  • Staff assessed patients’ needs and delivered care in line with current evidence based guidance. Staff had the skills, knowledge and experience to deliver effective care and treatment.
  • Patients said they were treated with compassion, dignity and respect and they were involved in their care and decisions about their treatment.
  • Information about services and how to complain was available and easy to understand.
  • Some patients said that they found it difficult to get through on the telephone to make an appointment first thing in the morning.
  • Appointments were available to book on the day.
  • The practice had good facilities and was well equipped to treat patients and meet their needs.
  • There was a clear leadership structure and staff felt supported by management. The practice proactively sought feedback from staff and patients, which it acted on.
  • The provider was aware of and complied with the requirements of the Duty of Candour.

The areas where the provider must make improvements are:

  • To ensure that significant events are investigated and discussed thoroughly, actions taken and lessons learnt and disseminated and to ensure that the accuracy of recording of significant events and complaints is more robust.

The areas where the provider should make improvements are:

  • To investigate why the percentage of patients with hypertension in whom the last blood pressure reading measured in the preceding 12 months is 150/90mmHg or less is lower than the national and local average and action ways to rectify this.

  • To survey, and act upon patient feedback with regard to access to services.
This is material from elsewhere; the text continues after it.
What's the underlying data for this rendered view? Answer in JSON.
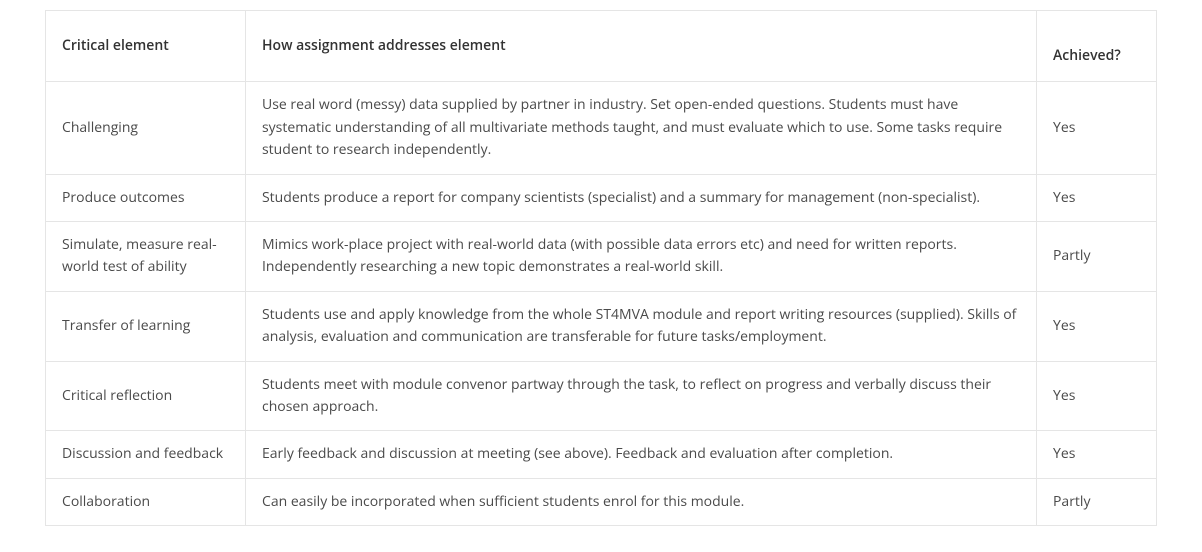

This should include telephone access to appointments, considering ways to increase access to the patients’ clinician of choice and whether there is a need for any extended hours access for patients that can’t attend during normal surgery hours.

  • To make more health promotion advice and information on services available in the waiting room.

  • To ensure that all policies are marked with the practice name, signed and dated.

  • To consider obtaining written consent when carrying out joint injections.

Professor Steve Field (CBE FRCP FFPH FRCGP) 

Chief Inspector of General Practice